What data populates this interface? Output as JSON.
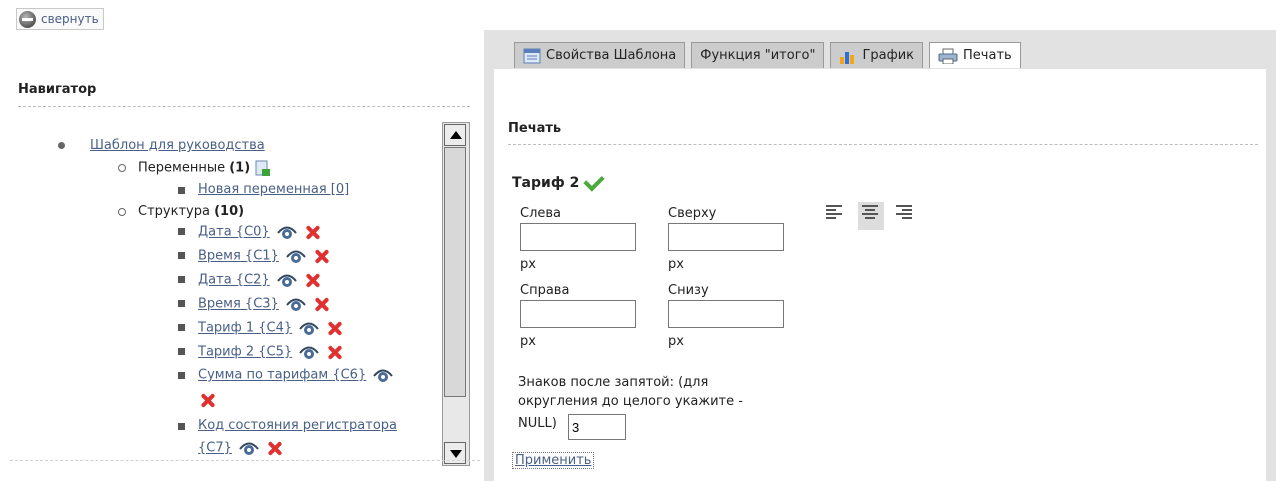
{
  "collapse": {
    "label": "свернуть",
    "icon": "collapse-icon"
  },
  "navigator": {
    "title": "Навигатор",
    "root": "Шаблон для руководства",
    "variables": {
      "label": "Переменные",
      "count": "(1)"
    },
    "new_variable": "Новая переменная [0]",
    "structure": {
      "label": "Структура",
      "count": "(10)"
    },
    "items": [
      "Дата {C0}",
      "Время {C1}",
      "Дата {C2}",
      "Время {C3}",
      "Тариф 1 {C4}",
      "Тариф 2 {C5}",
      "Сумма по тарифам {C6}",
      "Код состояния регистратора",
      "{C7}"
    ]
  },
  "tabs": [
    {
      "label": "Свойства Шаблона",
      "icon": "template-properties-icon"
    },
    {
      "label": "Функция \"итого\"",
      "icon": ""
    },
    {
      "label": "График",
      "icon": "chart-icon"
    },
    {
      "label": "Печать",
      "icon": "printer-icon"
    }
  ],
  "print": {
    "section_title": "Печать",
    "tariff_title": "Тариф 2",
    "left_label": "Слева",
    "top_label": "Сверху",
    "right_label": "Справа",
    "bottom_label": "Снизу",
    "unit": "px",
    "decimals_label_1": "Знаков после запятой: (для",
    "decimals_label_2": "округления до целого укажите -",
    "decimals_label_3": "NULL)",
    "decimals_value": "3",
    "apply": "Применить"
  }
}
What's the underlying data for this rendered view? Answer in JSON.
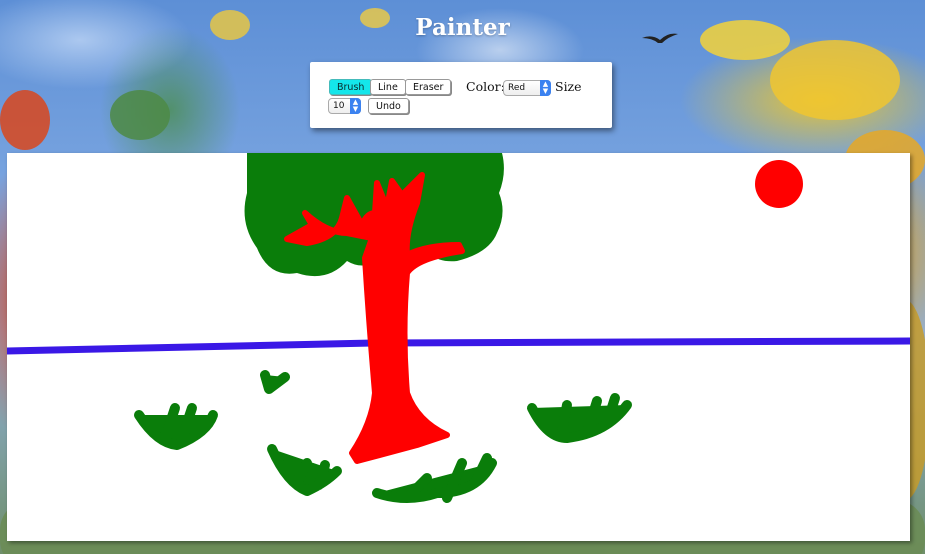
{
  "app": {
    "title": "Painter"
  },
  "toolbar": {
    "tools": [
      {
        "label": "Brush",
        "active": true
      },
      {
        "label": "Line",
        "active": false
      },
      {
        "label": "Eraser",
        "active": false
      }
    ],
    "color_label": "Color:",
    "color_value": "Red",
    "size_label": "Size",
    "size_value": "10",
    "undo_label": "Undo"
  },
  "colors": {
    "active_tool": "#14e6ea",
    "tree_trunk": "#ff0000",
    "foliage": "#0a7d0a",
    "horizon_line": "#3a18e6",
    "sun": "#ff0000",
    "canvas": "#ffffff"
  },
  "icons": [
    "bird-silhouette",
    "select-arrows-icon"
  ]
}
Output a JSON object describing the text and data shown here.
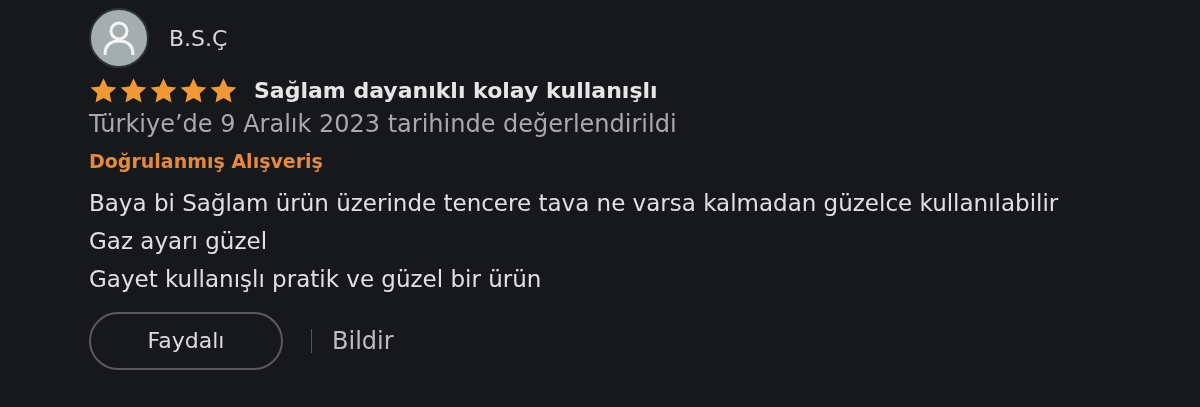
{
  "review": {
    "author": "B.S.Ç",
    "stars": 5,
    "title": "Sağlam dayanıklı kolay kullanışlı",
    "date": "Türkiye’de 9 Aralık 2023 tarihinde değerlendirildi",
    "badge": "Doğrulanmış Alışveriş",
    "body": [
      "Baya bi Sağlam ürün üzerinde tencere tava ne varsa kalmadan güzelce kullanılabilir",
      "Gaz ayarı güzel",
      "Gayet kullanışlı pratik ve güzel bir ürün"
    ],
    "helpful_button": "Faydalı",
    "report_link": "Bildir"
  }
}
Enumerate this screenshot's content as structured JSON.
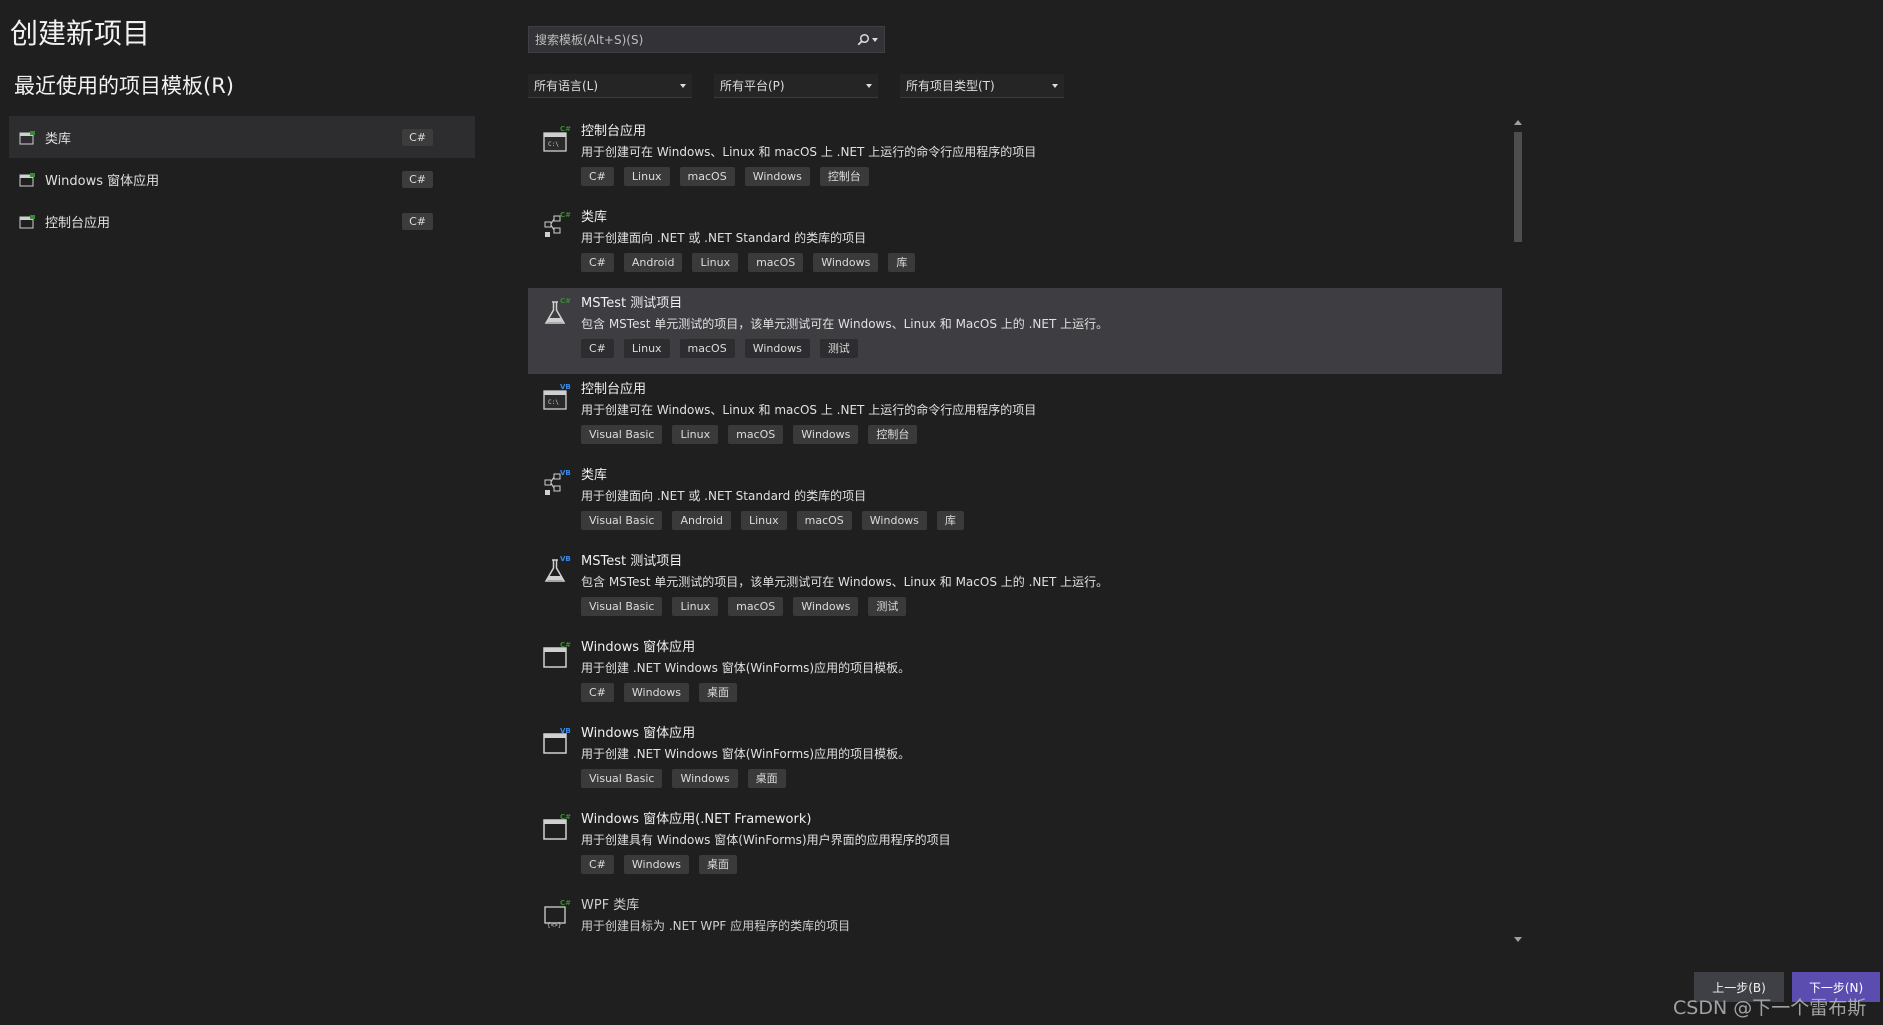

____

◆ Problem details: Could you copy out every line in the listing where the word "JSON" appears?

◆ Result below:
What data populates this interface? Output as JSON.
What's the underlying data for this rendered view? Answer in JSON.
Output a JSON object describing the text and data shown here.
Enumerate this screenshot's content as structured JSON.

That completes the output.